WHAT IS REQUIRED | Please find all lines in the data that hold the string "Trees" and copy them.
========
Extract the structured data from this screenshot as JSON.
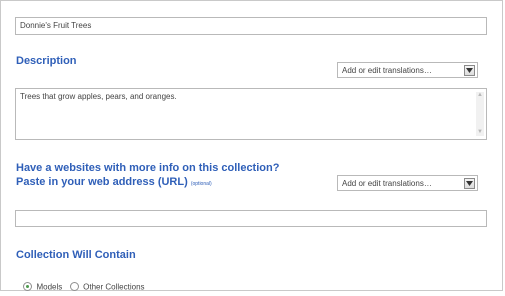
{
  "name_field": {
    "value": "Donnie's Fruit Trees"
  },
  "description": {
    "heading": "Description",
    "translation_select": "Add or edit translations…",
    "text": "Trees that grow apples, pears, and oranges."
  },
  "website": {
    "heading_line1": "Have a websites with more info on this collection?",
    "heading_line2": "Paste in your web address (URL)",
    "optional_note": "(optional)",
    "translation_select": "Add or edit translations…",
    "url_value": ""
  },
  "contents": {
    "heading": "Collection Will Contain",
    "options": [
      {
        "label": "Models",
        "selected": true
      },
      {
        "label": "Other Collections",
        "selected": false
      }
    ]
  },
  "icons": {
    "dropdown": "chevron-down-icon",
    "scroll_up": "scroll-up-icon",
    "scroll_down": "scroll-down-icon"
  }
}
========
THE ANSWER |
    "value": "Donnie's Fruit Trees"
    "text": "Trees that grow apples, pears, and oranges."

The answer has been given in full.